Finally, what happens if that blue vodka isn’t tightly secured and it spills all over all of the other stuff in the box?
Slim Jims, jerky, and pork are off-limits… sometimes
Does your loved one love some jerky or cured meat products? Yeah, mine, too. However, we learned really quickly that not all jerky can be shipped to certain places. This mostly applied to troops deployed to or stationed in Muslim countries, like Afghanistan. Pork is a no-no for practicing Muslims.
The trickle-down effect is that it is also off limits for troops, too. Stick to beef or turkey jerky instead.
Skip the perishable, melty treats
My spouse adores Reese’s cups. You know what he missed for the year he was in Afghanistan? Reese’s cups. Because I refused to send those ooey-gooey chocolate treats to him. They will melt and your box will be disgusting and/or moldy. Everything will be ruined.
Lesson learned: stick to the shelf-stable items they love equally. Like Oreos and Pop Tarts or granola bars and Little Debbie Snack Cakes. Those things will last through the end of the world. (Here’s a huge list of swaps for foods that can melt. And here’s a complete guide on how to send food in the mail safely.
Things that shatter
As I’ve learned in many years of mailing care packages around the world, the post office is not gentle with your boxes. Nope, those suckers are tossed around. And when those things are transferred to the military side of USPS? Gentle might not be in their vocabulary.
That’s okay though. You just need to learn to pack smarter.
If you absolutely must send something breakable, so be it. Wrap it really, really, really (you get the idea) well in a forgiving cushioning material. I like to use socks. That way it’s two fun presents in one! (Here’s a bunch of packaging ideas.)
Then I wrap the item wrapped in socks inside of newspaper. All of that gets tucked into a grocery bag, which is tied. Finally, it all goes into a gallon sized Ziploc baggie. Because you can never be too careful with breakables!
Other than that, skip the glass ornaments and tchotchkes. Assume they will be shattered upon arrival.
Anything liquid or gooey

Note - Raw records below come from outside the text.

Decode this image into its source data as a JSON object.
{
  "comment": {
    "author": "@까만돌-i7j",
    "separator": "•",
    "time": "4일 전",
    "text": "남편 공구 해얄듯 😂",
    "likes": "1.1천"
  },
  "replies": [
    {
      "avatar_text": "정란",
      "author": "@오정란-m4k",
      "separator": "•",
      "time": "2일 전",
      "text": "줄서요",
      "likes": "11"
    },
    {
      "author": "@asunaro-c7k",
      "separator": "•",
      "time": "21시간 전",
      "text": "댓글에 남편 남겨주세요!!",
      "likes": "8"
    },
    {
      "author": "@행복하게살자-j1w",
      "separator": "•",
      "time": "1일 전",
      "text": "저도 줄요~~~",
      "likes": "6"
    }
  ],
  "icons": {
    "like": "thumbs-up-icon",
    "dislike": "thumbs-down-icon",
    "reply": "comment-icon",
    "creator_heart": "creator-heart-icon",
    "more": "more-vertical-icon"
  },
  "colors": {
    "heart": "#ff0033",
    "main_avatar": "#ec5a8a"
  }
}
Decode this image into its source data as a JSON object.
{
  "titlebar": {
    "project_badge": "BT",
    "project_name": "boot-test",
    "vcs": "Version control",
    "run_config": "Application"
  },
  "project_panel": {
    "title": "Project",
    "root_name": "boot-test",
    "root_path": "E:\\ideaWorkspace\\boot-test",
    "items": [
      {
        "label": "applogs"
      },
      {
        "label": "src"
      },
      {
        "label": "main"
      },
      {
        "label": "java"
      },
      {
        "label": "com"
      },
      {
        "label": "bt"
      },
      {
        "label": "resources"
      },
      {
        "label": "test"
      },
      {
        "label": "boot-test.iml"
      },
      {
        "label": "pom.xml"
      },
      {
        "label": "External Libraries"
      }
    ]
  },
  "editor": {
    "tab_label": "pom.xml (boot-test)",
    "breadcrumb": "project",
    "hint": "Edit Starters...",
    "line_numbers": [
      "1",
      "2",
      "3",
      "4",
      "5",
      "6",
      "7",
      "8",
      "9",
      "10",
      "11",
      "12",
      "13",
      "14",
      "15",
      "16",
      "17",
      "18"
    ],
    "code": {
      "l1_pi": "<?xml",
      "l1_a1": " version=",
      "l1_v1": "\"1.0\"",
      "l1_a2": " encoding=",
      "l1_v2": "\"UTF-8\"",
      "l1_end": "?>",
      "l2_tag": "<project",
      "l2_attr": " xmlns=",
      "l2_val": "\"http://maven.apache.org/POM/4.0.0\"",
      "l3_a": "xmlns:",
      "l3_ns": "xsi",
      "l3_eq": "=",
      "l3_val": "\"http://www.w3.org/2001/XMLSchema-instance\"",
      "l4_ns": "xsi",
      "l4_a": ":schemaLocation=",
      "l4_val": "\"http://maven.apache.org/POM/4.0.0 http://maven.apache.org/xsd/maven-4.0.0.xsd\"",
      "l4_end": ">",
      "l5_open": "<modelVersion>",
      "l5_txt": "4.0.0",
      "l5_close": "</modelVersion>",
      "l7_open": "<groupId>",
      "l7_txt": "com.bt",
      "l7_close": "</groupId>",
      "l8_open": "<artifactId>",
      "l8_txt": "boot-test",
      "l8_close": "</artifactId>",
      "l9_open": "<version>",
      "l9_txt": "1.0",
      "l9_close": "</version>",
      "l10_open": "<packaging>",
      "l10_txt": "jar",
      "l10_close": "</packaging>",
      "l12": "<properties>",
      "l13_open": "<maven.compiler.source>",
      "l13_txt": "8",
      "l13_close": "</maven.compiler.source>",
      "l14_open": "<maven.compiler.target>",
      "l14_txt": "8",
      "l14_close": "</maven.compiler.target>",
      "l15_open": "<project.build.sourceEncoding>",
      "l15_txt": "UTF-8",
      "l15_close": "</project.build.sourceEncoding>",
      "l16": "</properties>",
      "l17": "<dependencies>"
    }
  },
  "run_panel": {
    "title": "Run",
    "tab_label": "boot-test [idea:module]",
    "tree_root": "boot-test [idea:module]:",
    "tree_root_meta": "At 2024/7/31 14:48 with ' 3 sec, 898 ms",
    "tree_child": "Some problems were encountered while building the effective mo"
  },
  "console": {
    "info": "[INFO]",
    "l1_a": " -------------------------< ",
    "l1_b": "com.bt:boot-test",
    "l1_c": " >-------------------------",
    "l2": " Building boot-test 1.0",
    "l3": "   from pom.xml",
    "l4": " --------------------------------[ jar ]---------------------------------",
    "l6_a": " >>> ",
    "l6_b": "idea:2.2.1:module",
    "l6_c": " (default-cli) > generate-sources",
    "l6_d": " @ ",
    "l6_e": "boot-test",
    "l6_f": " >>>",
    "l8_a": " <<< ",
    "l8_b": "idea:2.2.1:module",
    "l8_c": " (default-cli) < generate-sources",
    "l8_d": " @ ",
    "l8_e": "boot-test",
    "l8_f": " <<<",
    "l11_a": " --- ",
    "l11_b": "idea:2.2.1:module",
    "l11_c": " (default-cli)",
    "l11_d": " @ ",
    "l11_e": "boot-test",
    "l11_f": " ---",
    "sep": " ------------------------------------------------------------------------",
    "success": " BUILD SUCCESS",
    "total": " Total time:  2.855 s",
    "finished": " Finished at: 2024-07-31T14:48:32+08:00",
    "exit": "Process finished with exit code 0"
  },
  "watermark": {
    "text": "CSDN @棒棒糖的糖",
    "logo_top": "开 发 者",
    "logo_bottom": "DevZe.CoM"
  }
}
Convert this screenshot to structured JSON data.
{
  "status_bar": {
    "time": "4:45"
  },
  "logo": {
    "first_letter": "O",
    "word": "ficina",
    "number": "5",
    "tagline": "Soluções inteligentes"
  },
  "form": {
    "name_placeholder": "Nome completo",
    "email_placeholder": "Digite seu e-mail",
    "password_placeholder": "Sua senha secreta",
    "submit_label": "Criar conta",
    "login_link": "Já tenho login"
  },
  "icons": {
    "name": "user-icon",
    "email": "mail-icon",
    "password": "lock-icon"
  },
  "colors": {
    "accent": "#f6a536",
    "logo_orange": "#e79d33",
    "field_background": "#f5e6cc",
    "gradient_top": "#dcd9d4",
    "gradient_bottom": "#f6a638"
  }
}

We’ve covered sticky, melty food items already. However, you might not consider all the issues caused by non-food liquid or oozy things. Like body wash, liquid soap, drinks, cologne. You know what’s awful? A whole USPS shipment that smells like Axe manly-man because someone’s care package item exploded in transit.
Do not inflict this scent on everyone.
Again, sometimes shipping liquid-y things cannot be helped. If you must ship that item and it cannot wait, triple Ziploc bag that bad boy. Trust me, one bag won’t always contain the mess.
Under pressure? Don’t send!
For the duration of the deployment, try to avoid things that are pressurized in care packages. Think about: bug spray, sun screen, some kinds of shaving cream, energy drinks, and body spray. Sometimes these items don’t do well in unpressurized airplane cargo holds, in widely variable temperatures or when roughly handled. They can, in short, explode. We don’t want that.
Yes, tech is part of our lives and you might want someone special to have a new whatever device while deployed. But also things can go “missing.” Unless it’s insured, tracked, strategically wrapped and 100% absolutely necessary, skip these things. I mean it. You could be out a lot of money and dealing with a lot of heartbreak should your high value item disappear in transit.
Looking For More Care Package Ideas? Try These:
- 40 Ways to Save Money on Care Packages
- The Gigantic List of Free Care Packages for Deployed Service Members
- Here’s What Troops Really Want in a Care Package
Meg Flanagan is a teacher, blogger and military spouse. She owns Meg Flanagan Education Solutions, an education advocacy service dedicated to serving families on the K-12 journey. You can find Meg on Facebook. Meg is also available as a freelance writer and personal education advocate!